* THE TASK: Using "value" as the search string, find the matching lines below and copy them.

(RECORDS TO USE Opens)

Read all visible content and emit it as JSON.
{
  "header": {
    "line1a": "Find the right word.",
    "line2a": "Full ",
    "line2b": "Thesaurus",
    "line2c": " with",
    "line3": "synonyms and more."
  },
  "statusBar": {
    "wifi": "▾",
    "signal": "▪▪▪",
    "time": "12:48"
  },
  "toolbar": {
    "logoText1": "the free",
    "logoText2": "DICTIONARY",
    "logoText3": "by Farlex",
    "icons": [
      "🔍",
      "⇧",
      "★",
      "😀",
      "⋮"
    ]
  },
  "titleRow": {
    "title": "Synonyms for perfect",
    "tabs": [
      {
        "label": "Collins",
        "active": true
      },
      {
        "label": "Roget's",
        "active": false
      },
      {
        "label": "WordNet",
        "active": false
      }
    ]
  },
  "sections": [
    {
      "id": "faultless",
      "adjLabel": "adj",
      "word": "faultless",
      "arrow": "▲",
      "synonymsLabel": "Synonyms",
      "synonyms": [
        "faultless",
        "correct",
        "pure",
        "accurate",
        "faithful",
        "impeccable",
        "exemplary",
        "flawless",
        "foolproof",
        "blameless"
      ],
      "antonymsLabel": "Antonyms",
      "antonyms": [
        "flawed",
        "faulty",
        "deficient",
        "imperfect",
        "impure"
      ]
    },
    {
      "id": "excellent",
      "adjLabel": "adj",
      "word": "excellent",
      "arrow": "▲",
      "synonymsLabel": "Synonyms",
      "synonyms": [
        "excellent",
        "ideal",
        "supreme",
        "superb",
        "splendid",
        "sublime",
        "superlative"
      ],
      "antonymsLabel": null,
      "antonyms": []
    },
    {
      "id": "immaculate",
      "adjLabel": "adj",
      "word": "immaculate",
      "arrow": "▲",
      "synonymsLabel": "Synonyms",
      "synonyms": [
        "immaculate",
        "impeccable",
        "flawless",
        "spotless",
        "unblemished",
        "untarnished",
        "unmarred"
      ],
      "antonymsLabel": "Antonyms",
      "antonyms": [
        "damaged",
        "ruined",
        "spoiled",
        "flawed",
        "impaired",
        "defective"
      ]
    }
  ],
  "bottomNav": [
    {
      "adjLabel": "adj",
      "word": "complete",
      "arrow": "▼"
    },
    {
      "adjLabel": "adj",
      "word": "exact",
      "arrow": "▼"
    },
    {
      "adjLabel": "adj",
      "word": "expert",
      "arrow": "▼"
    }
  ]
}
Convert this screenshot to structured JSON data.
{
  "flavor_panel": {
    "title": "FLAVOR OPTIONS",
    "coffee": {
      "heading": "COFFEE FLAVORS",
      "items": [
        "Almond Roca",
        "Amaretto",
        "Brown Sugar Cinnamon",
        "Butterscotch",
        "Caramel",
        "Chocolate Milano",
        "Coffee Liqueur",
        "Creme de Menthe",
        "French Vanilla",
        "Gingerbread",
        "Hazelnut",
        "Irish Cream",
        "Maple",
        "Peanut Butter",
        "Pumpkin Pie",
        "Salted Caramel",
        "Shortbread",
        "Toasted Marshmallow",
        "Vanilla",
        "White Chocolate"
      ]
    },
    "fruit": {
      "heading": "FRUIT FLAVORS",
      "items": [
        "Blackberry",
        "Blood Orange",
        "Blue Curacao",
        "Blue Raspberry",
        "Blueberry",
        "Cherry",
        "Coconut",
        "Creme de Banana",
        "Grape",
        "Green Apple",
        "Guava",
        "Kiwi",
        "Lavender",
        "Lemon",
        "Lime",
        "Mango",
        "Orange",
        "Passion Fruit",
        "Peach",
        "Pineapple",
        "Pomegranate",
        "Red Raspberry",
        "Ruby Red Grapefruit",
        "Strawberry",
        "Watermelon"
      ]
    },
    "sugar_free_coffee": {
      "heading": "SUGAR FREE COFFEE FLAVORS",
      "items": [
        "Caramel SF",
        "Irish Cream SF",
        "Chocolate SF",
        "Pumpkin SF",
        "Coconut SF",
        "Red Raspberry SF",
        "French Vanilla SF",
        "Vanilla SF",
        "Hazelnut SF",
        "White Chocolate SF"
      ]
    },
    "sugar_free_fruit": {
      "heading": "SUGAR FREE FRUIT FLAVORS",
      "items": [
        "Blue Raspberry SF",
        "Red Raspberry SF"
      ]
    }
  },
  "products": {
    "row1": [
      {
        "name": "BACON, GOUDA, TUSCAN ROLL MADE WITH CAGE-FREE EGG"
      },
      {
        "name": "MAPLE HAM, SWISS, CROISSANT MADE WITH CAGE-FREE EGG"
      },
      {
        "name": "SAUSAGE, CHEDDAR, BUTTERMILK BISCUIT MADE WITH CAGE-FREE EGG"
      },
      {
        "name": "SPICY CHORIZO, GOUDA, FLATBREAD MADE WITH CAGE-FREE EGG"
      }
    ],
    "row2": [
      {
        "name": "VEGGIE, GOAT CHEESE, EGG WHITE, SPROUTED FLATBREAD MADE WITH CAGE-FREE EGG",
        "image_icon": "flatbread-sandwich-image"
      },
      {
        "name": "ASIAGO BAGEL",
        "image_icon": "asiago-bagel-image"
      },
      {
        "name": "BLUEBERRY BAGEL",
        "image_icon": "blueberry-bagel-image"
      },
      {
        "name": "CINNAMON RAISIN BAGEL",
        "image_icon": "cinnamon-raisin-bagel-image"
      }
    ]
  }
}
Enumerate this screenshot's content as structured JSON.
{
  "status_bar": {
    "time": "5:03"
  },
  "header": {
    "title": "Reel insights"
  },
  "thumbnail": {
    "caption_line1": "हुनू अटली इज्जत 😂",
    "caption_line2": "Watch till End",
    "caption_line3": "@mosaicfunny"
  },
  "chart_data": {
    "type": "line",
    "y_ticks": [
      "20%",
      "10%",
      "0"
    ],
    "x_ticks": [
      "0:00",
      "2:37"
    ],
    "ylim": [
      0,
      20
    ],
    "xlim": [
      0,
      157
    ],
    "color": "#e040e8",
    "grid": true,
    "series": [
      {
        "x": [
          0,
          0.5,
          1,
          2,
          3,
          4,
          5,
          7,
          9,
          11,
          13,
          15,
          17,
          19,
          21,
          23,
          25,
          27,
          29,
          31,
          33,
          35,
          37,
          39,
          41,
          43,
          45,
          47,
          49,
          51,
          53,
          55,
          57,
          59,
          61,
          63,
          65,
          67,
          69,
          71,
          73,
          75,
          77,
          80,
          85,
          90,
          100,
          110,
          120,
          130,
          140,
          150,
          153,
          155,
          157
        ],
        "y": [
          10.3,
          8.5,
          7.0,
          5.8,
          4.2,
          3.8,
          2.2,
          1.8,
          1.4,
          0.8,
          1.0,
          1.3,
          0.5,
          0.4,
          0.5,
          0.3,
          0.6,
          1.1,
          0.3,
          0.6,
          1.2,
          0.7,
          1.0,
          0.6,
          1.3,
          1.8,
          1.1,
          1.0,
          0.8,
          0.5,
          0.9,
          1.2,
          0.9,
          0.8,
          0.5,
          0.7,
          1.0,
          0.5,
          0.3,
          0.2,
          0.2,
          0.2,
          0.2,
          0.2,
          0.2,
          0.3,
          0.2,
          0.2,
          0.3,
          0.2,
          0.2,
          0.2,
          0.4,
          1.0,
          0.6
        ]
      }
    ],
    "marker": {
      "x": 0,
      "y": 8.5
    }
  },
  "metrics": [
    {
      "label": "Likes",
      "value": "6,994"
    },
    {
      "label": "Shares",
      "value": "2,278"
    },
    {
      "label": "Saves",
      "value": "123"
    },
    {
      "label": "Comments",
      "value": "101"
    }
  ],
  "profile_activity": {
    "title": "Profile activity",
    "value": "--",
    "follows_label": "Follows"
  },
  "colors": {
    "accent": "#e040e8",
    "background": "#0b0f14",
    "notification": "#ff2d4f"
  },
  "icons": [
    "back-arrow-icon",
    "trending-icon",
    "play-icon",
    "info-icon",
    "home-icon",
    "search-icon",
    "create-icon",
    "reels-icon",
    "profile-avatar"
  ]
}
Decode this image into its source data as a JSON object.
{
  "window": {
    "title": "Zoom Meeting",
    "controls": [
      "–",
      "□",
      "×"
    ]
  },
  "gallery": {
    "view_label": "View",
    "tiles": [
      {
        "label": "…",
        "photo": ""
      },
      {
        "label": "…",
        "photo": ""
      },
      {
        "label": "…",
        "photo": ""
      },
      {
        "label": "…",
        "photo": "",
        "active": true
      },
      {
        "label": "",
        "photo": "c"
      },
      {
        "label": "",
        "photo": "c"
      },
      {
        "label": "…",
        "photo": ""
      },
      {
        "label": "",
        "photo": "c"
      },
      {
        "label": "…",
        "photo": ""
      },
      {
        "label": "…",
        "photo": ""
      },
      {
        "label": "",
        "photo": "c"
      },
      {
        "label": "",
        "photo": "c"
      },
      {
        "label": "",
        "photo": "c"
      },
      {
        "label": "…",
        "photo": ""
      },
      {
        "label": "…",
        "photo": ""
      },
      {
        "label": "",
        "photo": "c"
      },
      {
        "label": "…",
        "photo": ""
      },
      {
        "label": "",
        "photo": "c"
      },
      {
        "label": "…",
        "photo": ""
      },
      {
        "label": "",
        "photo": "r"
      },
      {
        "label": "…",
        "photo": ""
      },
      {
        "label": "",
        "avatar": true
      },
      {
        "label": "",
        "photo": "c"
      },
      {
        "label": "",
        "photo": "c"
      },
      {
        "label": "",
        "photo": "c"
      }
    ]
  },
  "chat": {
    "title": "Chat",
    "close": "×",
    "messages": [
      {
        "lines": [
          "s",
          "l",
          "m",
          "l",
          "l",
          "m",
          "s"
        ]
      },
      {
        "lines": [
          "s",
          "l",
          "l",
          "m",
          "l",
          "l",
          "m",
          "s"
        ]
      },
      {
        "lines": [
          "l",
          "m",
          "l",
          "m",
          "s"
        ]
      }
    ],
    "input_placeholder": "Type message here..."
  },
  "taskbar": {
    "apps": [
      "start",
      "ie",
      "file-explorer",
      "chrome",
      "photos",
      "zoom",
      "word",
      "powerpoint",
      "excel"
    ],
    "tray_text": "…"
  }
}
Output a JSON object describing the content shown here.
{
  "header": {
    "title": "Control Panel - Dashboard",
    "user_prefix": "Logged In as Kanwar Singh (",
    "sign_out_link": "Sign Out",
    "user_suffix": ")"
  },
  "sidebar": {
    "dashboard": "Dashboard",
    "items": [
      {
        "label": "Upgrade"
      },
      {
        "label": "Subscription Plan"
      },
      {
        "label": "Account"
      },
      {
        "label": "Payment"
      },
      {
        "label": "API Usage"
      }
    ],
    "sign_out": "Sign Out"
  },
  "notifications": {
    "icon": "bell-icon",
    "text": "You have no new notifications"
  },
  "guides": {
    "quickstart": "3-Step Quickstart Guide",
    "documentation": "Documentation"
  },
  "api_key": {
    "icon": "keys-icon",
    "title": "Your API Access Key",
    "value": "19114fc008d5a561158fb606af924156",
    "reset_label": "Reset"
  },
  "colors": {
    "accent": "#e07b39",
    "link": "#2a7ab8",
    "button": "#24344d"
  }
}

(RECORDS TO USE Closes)

* RESPONSE:
      "value": "6,994"
      "value": "2,278"
      "value": "123"
      "value": "101"
    "value": "--",
    "value": "19114fc008d5a561158fb606af924156",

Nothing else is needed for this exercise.